The risk of not trading Keldon Johnson sooner

Did the San Antonio Spurs miss an opportunity to receive valuable assets from a Keldon Johnson trade at the deadline?

San Antonio Spurs v Miami Heat
San Antonio Spurs v Miami Heat / Megan Briggs/GettyImages

It seems to be a common sentiment among San Antonio Spurs Nation that Keldon Johnson is a potentially expendable piece of the roster. There are many reasons for this, including his team-friendly contract, his ability to play multiple roles- guard, forward, starter, bench player- and his combination of experience and youth.

Before getting into the crux of this, I can’t hide my affinity for Keldon Johnson and what he provides for this team.

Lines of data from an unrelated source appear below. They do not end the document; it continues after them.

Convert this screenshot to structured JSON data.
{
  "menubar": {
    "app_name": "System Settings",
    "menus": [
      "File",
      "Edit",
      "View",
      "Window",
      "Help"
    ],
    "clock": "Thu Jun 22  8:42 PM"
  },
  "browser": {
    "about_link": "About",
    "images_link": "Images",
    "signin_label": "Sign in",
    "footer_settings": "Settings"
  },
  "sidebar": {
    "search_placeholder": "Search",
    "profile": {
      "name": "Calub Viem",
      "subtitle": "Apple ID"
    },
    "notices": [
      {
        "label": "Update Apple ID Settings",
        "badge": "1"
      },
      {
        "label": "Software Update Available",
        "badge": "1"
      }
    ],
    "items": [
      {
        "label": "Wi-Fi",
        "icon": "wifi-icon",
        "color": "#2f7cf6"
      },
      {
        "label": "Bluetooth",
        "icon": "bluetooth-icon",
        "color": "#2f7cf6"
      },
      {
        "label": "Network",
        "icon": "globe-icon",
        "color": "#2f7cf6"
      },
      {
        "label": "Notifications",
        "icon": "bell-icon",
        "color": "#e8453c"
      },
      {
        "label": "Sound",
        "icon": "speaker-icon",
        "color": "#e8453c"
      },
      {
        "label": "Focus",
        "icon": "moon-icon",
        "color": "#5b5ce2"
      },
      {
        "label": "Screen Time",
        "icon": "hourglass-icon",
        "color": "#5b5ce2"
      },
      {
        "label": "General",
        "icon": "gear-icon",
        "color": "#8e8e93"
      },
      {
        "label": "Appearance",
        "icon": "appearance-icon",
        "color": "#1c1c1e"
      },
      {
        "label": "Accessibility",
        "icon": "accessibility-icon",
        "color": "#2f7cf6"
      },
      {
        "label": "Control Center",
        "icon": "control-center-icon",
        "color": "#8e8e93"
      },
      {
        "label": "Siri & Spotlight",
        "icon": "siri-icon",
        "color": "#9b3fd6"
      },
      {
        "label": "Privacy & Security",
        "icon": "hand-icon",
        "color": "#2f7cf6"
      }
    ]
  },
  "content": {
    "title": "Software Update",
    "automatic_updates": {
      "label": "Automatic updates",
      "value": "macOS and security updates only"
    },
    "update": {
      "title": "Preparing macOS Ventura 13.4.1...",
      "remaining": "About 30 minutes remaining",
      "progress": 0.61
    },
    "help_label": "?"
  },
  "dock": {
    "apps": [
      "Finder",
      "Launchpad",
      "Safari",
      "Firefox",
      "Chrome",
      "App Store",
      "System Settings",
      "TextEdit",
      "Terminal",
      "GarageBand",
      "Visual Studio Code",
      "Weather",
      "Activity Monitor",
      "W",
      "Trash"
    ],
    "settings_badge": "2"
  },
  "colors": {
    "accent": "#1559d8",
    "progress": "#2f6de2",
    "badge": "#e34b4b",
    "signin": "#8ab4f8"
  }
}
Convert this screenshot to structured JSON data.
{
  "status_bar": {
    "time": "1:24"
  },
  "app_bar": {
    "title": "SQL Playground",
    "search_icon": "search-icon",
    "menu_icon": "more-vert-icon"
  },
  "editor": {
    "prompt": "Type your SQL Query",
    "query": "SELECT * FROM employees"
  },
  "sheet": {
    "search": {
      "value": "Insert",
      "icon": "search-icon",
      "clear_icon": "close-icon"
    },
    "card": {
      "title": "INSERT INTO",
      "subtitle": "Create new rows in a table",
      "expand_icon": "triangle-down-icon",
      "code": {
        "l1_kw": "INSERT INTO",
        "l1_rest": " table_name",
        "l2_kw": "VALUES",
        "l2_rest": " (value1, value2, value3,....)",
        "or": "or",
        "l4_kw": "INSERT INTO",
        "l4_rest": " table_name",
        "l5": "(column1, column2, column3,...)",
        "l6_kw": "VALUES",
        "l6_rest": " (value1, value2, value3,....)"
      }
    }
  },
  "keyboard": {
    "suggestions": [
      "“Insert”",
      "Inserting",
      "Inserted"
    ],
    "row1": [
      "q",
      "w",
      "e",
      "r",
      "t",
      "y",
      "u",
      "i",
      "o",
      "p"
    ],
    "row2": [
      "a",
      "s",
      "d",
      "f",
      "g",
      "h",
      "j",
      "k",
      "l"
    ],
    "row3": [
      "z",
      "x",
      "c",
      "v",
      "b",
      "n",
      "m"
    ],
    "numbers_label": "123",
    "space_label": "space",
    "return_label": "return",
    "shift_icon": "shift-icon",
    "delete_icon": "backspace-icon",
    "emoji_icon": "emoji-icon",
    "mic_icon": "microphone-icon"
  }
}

If you’ve read any of my previous articles around or about Keldon, you already know this. Keldon is the heart of this team. The other players look to him for guidance when a voice of reason or calmness is needed in crunch time and during timeouts.

The Spurs, as an organization, count on him to provide community service and represent the team in public. He’s still a young player, at only 24 years old, but he has veteran experience (four years in the league). He is sized to play both guard and forward, has the versatility to shoot the three or drive to the hoop, and, again, is on a team-friendly contract.

Ok, the fanfest is over. All these positives I highlighted are also reasons why the Spurs should trade him. Obviously, this was more pertinent a few weeks ago, but the idea remains.

Keldon is their best trade piece considering overall value.

The problem with this is that Keldon’s play has declined over the last few weeks. It could potentially have hit rock bottom in the February 25th game against the Jazz when Keldon played only four minutes. This was not due to injury, but due to his making repetitive mistakes, according to Coach Mitch Johnson.

That’s not exactly a ringing endorsement of his quality of play, especially if the Spurs are considering moving Keldon at some point. A comment like that, made publicly, surely scares other teams.

Over nine February games, Johnson’s highest point total is 19, only achieved once against Brooklyn. He hasn’t gotten other teammates involved much either, having over three assists only once in that same time frame. His overall shooting percentage for this season is down from his career percentage, albeit not by much at 45.1% from 46.5% career. Johnson’s three-point percentage is also down this season, at 33.2% from 35.6% for his career.

Johnson sat out the final game in January and the initial game in February due to injury. It’s possible he has not fully recovered yet. The Spurs, as a team, are also finding their identity and who they want the ball to run through offensively. Johnson is likely having to adjust to not being the focal point of the offense and not even the second option.

Whatever the reason, the Spurs could potentially be losing value on an asset to make the team better. Victor Wembanyama is not going to accept losing for long. If trading Keldon Johnson is the best way for the Spurs to rapidly improve this off-season, Coach Pop and company need to hope Johnson’s play turns around quickly and the team can go into the summer with another asset to make the team better moving forward.